Set in the heart of the national park, Whinlatter is England’s only true mountain forest. It’s a destination for stunning views, fantastic walks, mountain biking, and adventure play.
The forest is managed by Forestry England and is a great day out for all the family. Some of the activities require a fee, however, you can still visit the forest for a free day out. Whinlatter has walking trails of varying lengths to suit all abilities, taking you up to viewpoints across Bassenthwaite Lake and Derwent Water.
Or explore on 2 wheels as you try out one of the 3 cycling trails, the most effective way to discover all 1217 hectares of the forest. Each trail has its own degree of difficulty, so you can choose the one that suits you best.
If keeping the kids entertained is your top priority then the Wildplay trail is perfect for you. A series of different play areas take you on a journey through the trees, including a climbing wall, giant swings and a secret path.
There are also family events held in the forest over the year - check out the Forest England website for more information.
Where to park: Whinlatter Forest has a ‘pay on exit’ car park which is open from 8:30am to 8:30pm. If visitors arrive car-free there is no charge.
Getting there: There are multiple public transport options to get to Whinlatter forest, take a look here. Alternatively, use the Sat Nav code CA12 5TW.
Photo Credit: Cumbrian Wildlife Trust
Fancy a bit of nature spotting? Then Foulshaw Moss is a great destination in the South Lakes. Lowland raised mires like Foulshaw Moss are one of Western Europe’s rarest habitats. The area is incredibly important for a range of wildlife, non more so than the Ospreys. These magnificent birds migrate from the Gambia in Africa to Cumbria every year.
The two mating osprey, named White and Blue, are native to Cumbria and make the journey back home every Spring to spend the warmer months in The Lakes.
The nature reserve is also home to some other spectacular creatures such as an abundance of dragonflies and damselflies, lizards, adders and fallow deer. There have also been reports of a very rare albino deer that lives amongst the herd.
Where to park: Foulshaw has its own private car park, free to those visiting the reserve. Use postcode LA11 6RQ.
Osprey Spotting: The Cumbrian Wildlife Trust have installed their very own Osprey Cam you can check out the link before you set off to make sure the birds have arrived.
Photo Credit: Coppermines Lakes Cottage/Jessica Elleray and Siobhan Miles-Moore
The Coniston Fells are a great adventure destination and there are plenty of attractions to keep the kids busy throughout day.
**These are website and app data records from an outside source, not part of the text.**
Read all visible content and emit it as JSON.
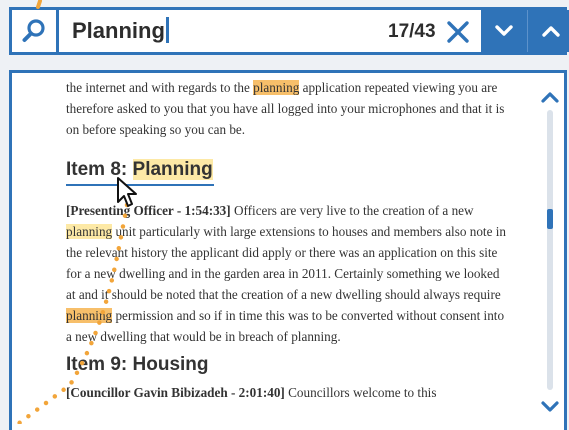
{
  "search": {
    "query": "Planning",
    "counter": "17/43",
    "icon": "search-icon",
    "clear_icon": "close-icon",
    "next_icon": "chevron-down-icon",
    "prev_icon": "chevron-up-icon"
  },
  "transcript": {
    "intro_part1": "the internet and with regards to the ",
    "intro_highlight": "planning",
    "intro_part2": " application repeated viewing you are therefore asked to you that you have all logged into your microphones and that it is on before speaking so you can be.",
    "item8_prefix": "Item 8: ",
    "item8_highlight": "Planning",
    "para2_speaker": "[Presenting Officer - 1:54:33]",
    "para2_part1": " Officers are very live to the creation of a new ",
    "para2_highlight1": "planning",
    "para2_part2": " unit particularly with large extensions to houses and members also note in the relevant history the applicant did apply or there was an application on this site for a new dwelling and in the garden area in 2011. Certainly something we looked at and it should be noted that the creation of a new dwelling should always require ",
    "para2_highlight2": "planning",
    "para2_part3": " permission and so if in time this was to be converted without consent into a new dwelling that would be in breach of planning.",
    "item9": "Item 9: Housing",
    "para3_speaker": "[Councillor Gavin Bibizadeh - 2:01:40]",
    "para3_text": " Councillors welcome to this"
  },
  "scrollbar": {
    "up_icon": "chevron-up-icon",
    "down_icon": "chevron-down-icon",
    "position": 0.38
  },
  "colors": {
    "accent": "#2f73b8",
    "highlight": "#fde9a6",
    "current_highlight": "#f7bf6a",
    "trail": "#f2a53a"
  }
}
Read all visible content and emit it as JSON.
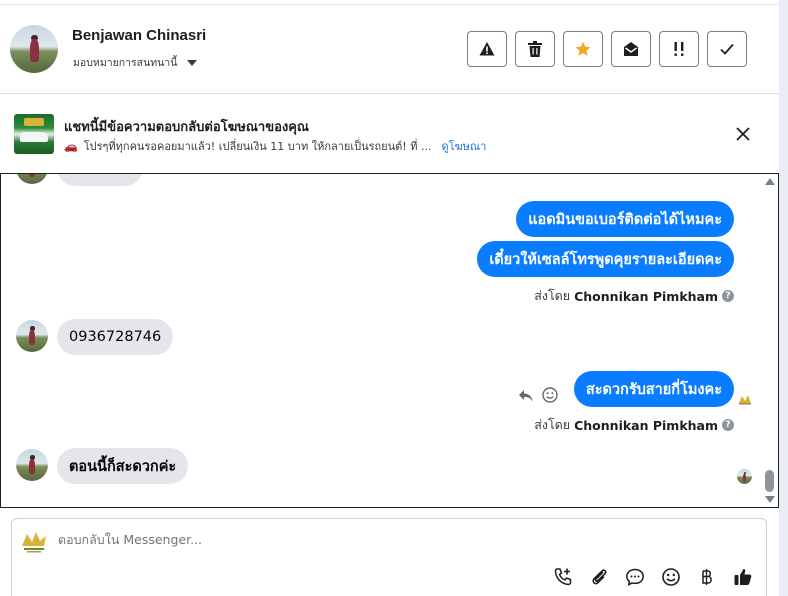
{
  "header": {
    "contact_name": "Benjawan Chinasri",
    "assign_label": "มอบหมายการสนทนานี้",
    "actions": [
      {
        "name": "mark-spam",
        "icon": "warning-icon"
      },
      {
        "name": "delete",
        "icon": "trash-icon"
      },
      {
        "name": "star",
        "icon": "star-icon",
        "color": "#f5a623"
      },
      {
        "name": "mark-unread",
        "icon": "envelope-open-icon"
      },
      {
        "name": "follow-up",
        "icon": "double-exclamation-icon"
      },
      {
        "name": "mark-done",
        "icon": "check-icon"
      }
    ]
  },
  "ad_banner": {
    "title": "แชทนี้มีข้อความตอบกลับต่อโฆษณาของคุณ",
    "subtitle": "โปรๆที่ทุกคนรอคอยมาแล้ว! เปลี่ยนเงิน 11 บาท ให้กลายเป็นรถยนต์! ที่ ...",
    "link": "ดูโฆษณา",
    "car_emoji": "🚗"
  },
  "thread": {
    "messages": [
      {
        "direction": "out",
        "text": "แอดมินขอเบอร์ติดต่อได้ไหมคะ"
      },
      {
        "direction": "out",
        "text": "เดี๋ยวให้เซลล์โทรพูดคุยรายละเอียดคะ"
      },
      {
        "direction": "in",
        "text": "0936728746"
      },
      {
        "direction": "out",
        "text": "สะดวกรับสายกี่โมงคะ"
      },
      {
        "direction": "in",
        "text": "ตอนนี้ก็สะดวกค่ะ"
      }
    ],
    "sent_by_prefix": "ส่งโดย",
    "sent_by_name": "Chonnikan Pimkham"
  },
  "composer": {
    "placeholder": "ตอบกลับใน Messenger...",
    "icons": [
      "phone-plus-icon",
      "paperclip-icon",
      "chat-bubble-icon",
      "emoji-icon",
      "baht-icon",
      "thumbs-up-icon"
    ]
  },
  "colors": {
    "accent": "#0a7cff",
    "link": "#216fdb",
    "incoming_bubble": "#e4e6eb",
    "star": "#f5a623"
  }
}
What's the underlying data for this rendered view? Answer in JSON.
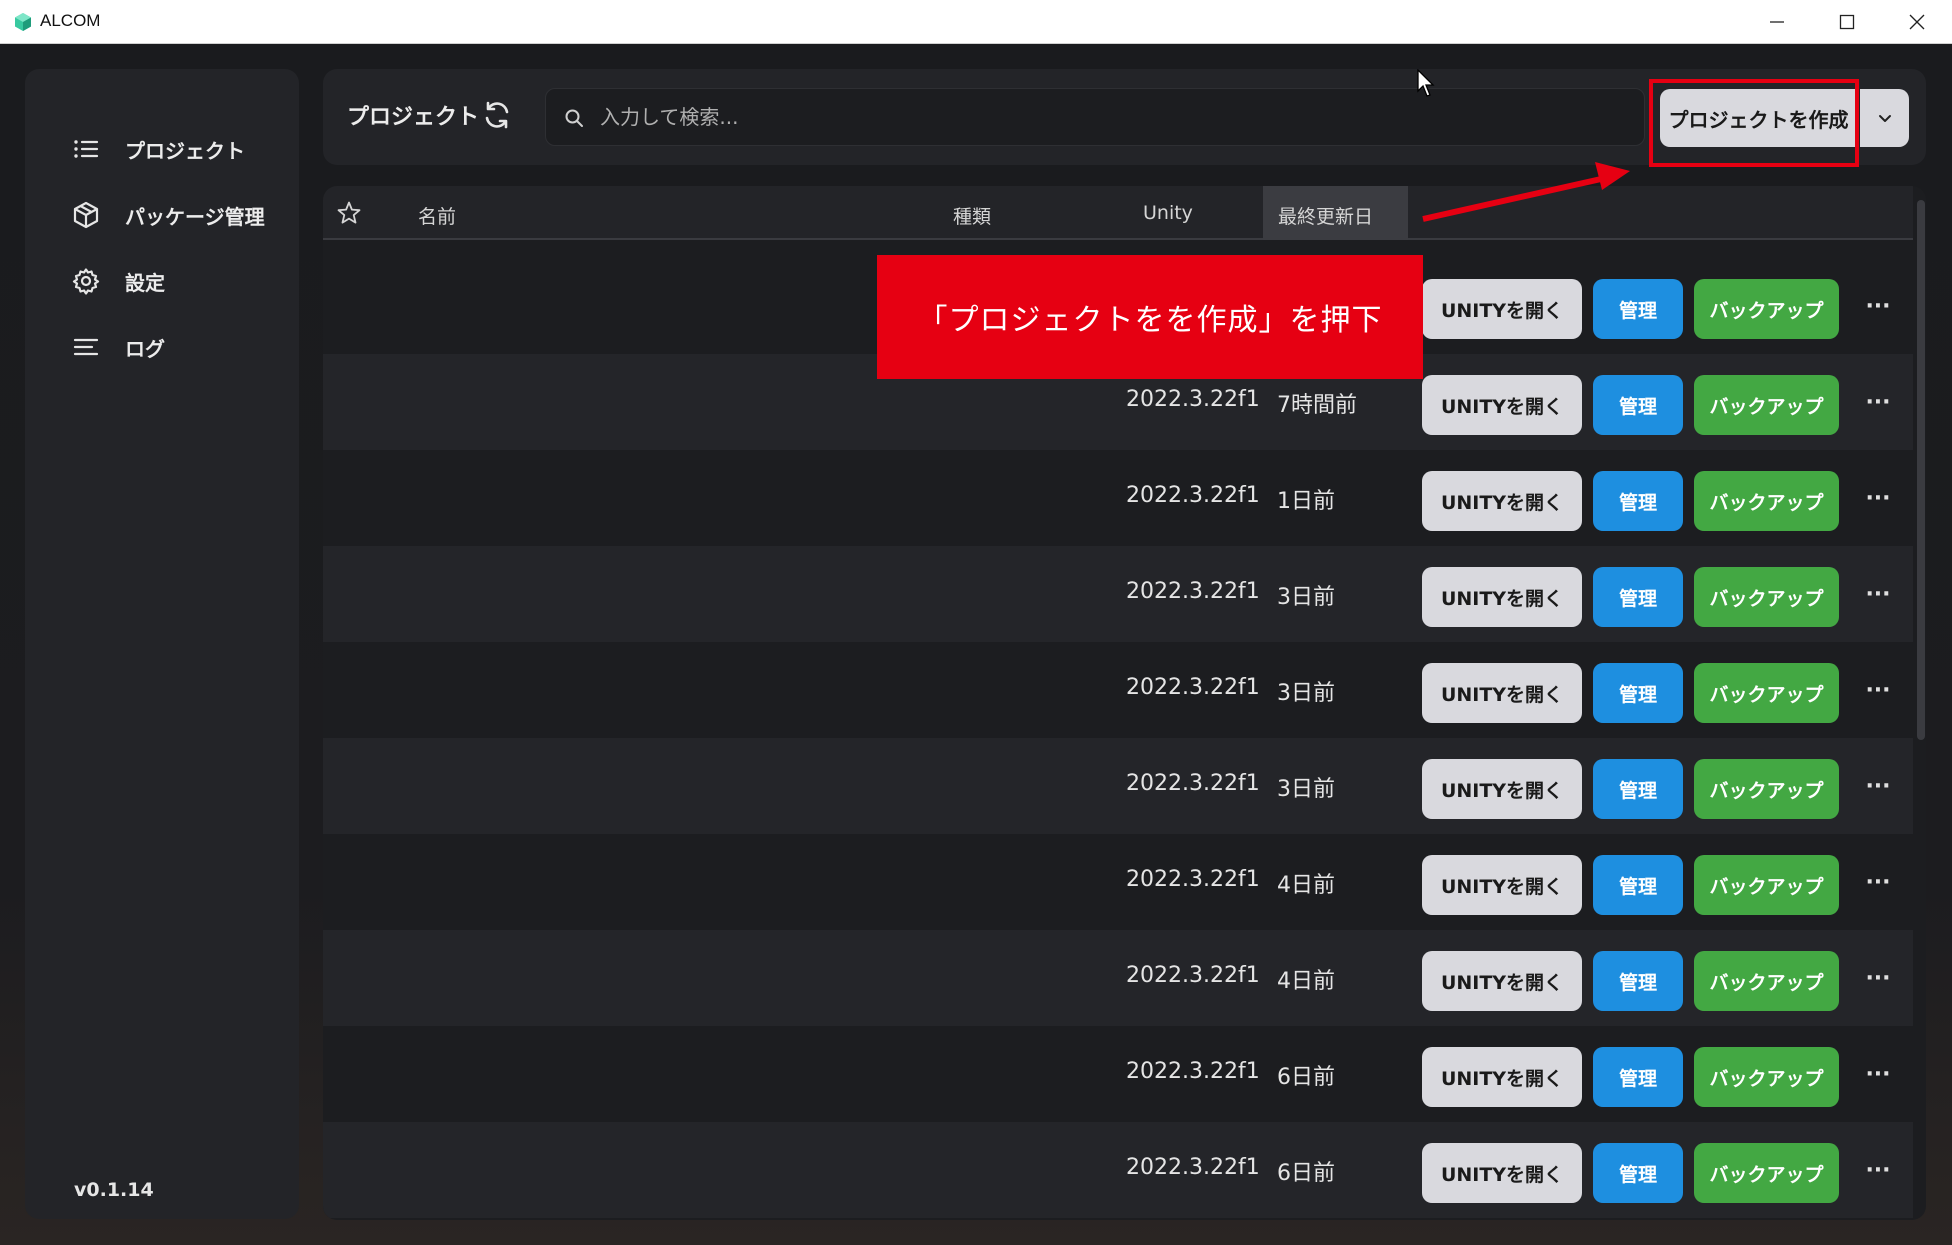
{
  "window": {
    "title": "ALCOM",
    "icon": "alcom-cube-icon",
    "controls": [
      "minimize-icon",
      "maximize-icon",
      "close-icon"
    ]
  },
  "sidebar": {
    "items": [
      {
        "label": "プロジェクト",
        "icon": "list-icon"
      },
      {
        "label": "パッケージ管理",
        "icon": "package-icon"
      },
      {
        "label": "設定",
        "icon": "gear-icon"
      },
      {
        "label": "ログ",
        "icon": "log-lines-icon"
      }
    ],
    "version": "v0.1.14"
  },
  "header": {
    "title": "プロジェクト",
    "search_placeholder": "入力して検索...",
    "create_button": "プロジェクトを作成"
  },
  "table": {
    "columns": [
      "名前",
      "種類",
      "Unity",
      "最終更新日"
    ],
    "rows": [
      {
        "unity": "",
        "last_modified": ""
      },
      {
        "unity": "2022.3.22f1",
        "last_modified": "7時間前"
      },
      {
        "unity": "2022.3.22f1",
        "last_modified": "1日前"
      },
      {
        "unity": "2022.3.22f1",
        "last_modified": "3日前"
      },
      {
        "unity": "2022.3.22f1",
        "last_modified": "3日前"
      },
      {
        "unity": "2022.3.22f1",
        "last_modified": "3日前"
      },
      {
        "unity": "2022.3.22f1",
        "last_modified": "4日前"
      },
      {
        "unity": "2022.3.22f1",
        "last_modified": "4日前"
      },
      {
        "unity": "2022.3.22f1",
        "last_modified": "6日前"
      },
      {
        "unity": "2022.3.22f1",
        "last_modified": "6日前"
      }
    ],
    "actions": {
      "open_unity": "UNITYを開く",
      "manage": "管理",
      "backup": "バックアップ",
      "more": "···"
    }
  },
  "annotation": {
    "callout_text": "「プロジェクトをを作成」を押下",
    "color": "#e60012"
  },
  "colors": {
    "manage_blue": "#1e8fe0",
    "backup_green": "#43a843",
    "button_gray": "#d9d9de"
  }
}
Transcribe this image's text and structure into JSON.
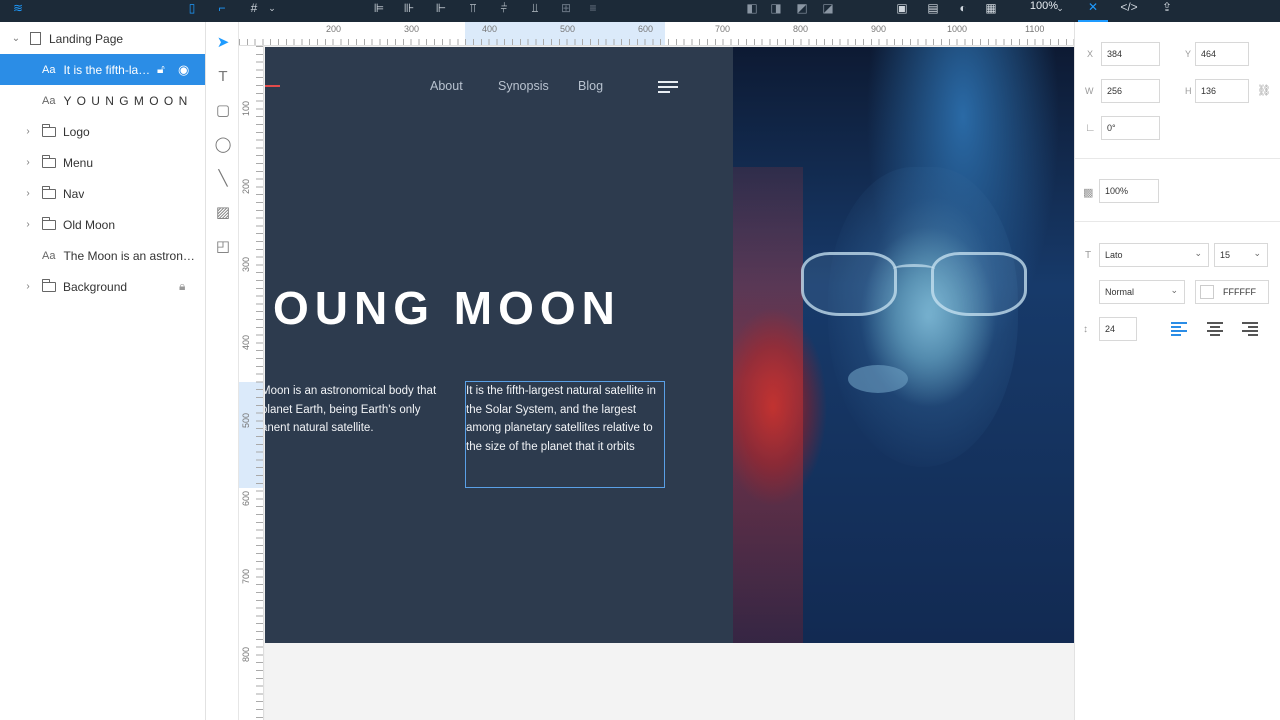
{
  "toolbar": {
    "zoom": "100%"
  },
  "layers": {
    "page": {
      "label": "Landing Page"
    },
    "items": [
      {
        "kind": "Aa",
        "label": "It is the fifth-lar...",
        "selected": true
      },
      {
        "kind": "Aa",
        "label": "Y O U N G  M O O N"
      },
      {
        "kind": "folder",
        "label": "Logo"
      },
      {
        "kind": "folder",
        "label": "Menu"
      },
      {
        "kind": "folder",
        "label": "Nav"
      },
      {
        "kind": "folder",
        "label": "Old Moon"
      },
      {
        "kind": "Aa",
        "label": "The Moon is an astrono..."
      },
      {
        "kind": "folder",
        "label": "Background",
        "locked": true
      }
    ]
  },
  "ruler": {
    "top": [
      "200",
      "300",
      "400",
      "500",
      "600",
      "700",
      "800",
      "900",
      "1000",
      "1100"
    ],
    "left": [
      "100",
      "200",
      "300",
      "400",
      "500",
      "600",
      "700",
      "800"
    ]
  },
  "artboard": {
    "nav": [
      "About",
      "Synopsis",
      "Blog"
    ],
    "title": "OUNG MOON",
    "para_left": "Moon is an astronomical body that planet Earth, being Earth's only anent natural satellite.",
    "para_right": "It is the fifth-largest natural satellite in the Solar System, and the largest among planetary satellites relative to the size of the planet that it orbits",
    "accent_color": "#e24b4b",
    "background_color": "#2d3b4e"
  },
  "inspector": {
    "x_label": "X",
    "x": "384",
    "y_label": "Y",
    "y": "464",
    "w_label": "W",
    "w": "256",
    "h_label": "H",
    "h": "136",
    "rotation": "0°",
    "opacity": "100%",
    "font": "Lato",
    "font_size": "15",
    "weight": "Normal",
    "color_hex": "FFFFFF",
    "line_height": "24"
  },
  "colors": {
    "accent": "#1e9bff",
    "selection": "#2b8de6"
  }
}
The most spectacular of these arguably being the copper mines. Throughout the 18th century, gunpowder was used in the mines to help split the rocks which contained the copper ore, resulting in previously undisturbed fossils being unearthed.
What might you find? The area is filled with fossils such as graptolites and trilobites which can be collected here, along with brachiopods.
Coniston is also one of the best places in The Lakes to spot Herdwick sheep which will certainly bring a smile to your day! Did ewe know: over 95 percent of Herdwick sheep live within a 15 mile radius of Coniston.
How to get there: For the best parking spot, it is best to use the central Coniston car park, use postcode LA21 8HL. There are other alternative parking spaces available around the village.
Be Aware: The landscape is quite steep in places and there are unstable scree slopes. Take extra care if visiting with children.
Gift Shop: You can’t visit Coniston Copper Mines without visiting the Hidden Treasures Gift Shop, home to the exclusive Coppermines Herdy mug featuring Herdy and friends as they get to work in the mines. Ewe won’t find these super-cute mugs anywhere else!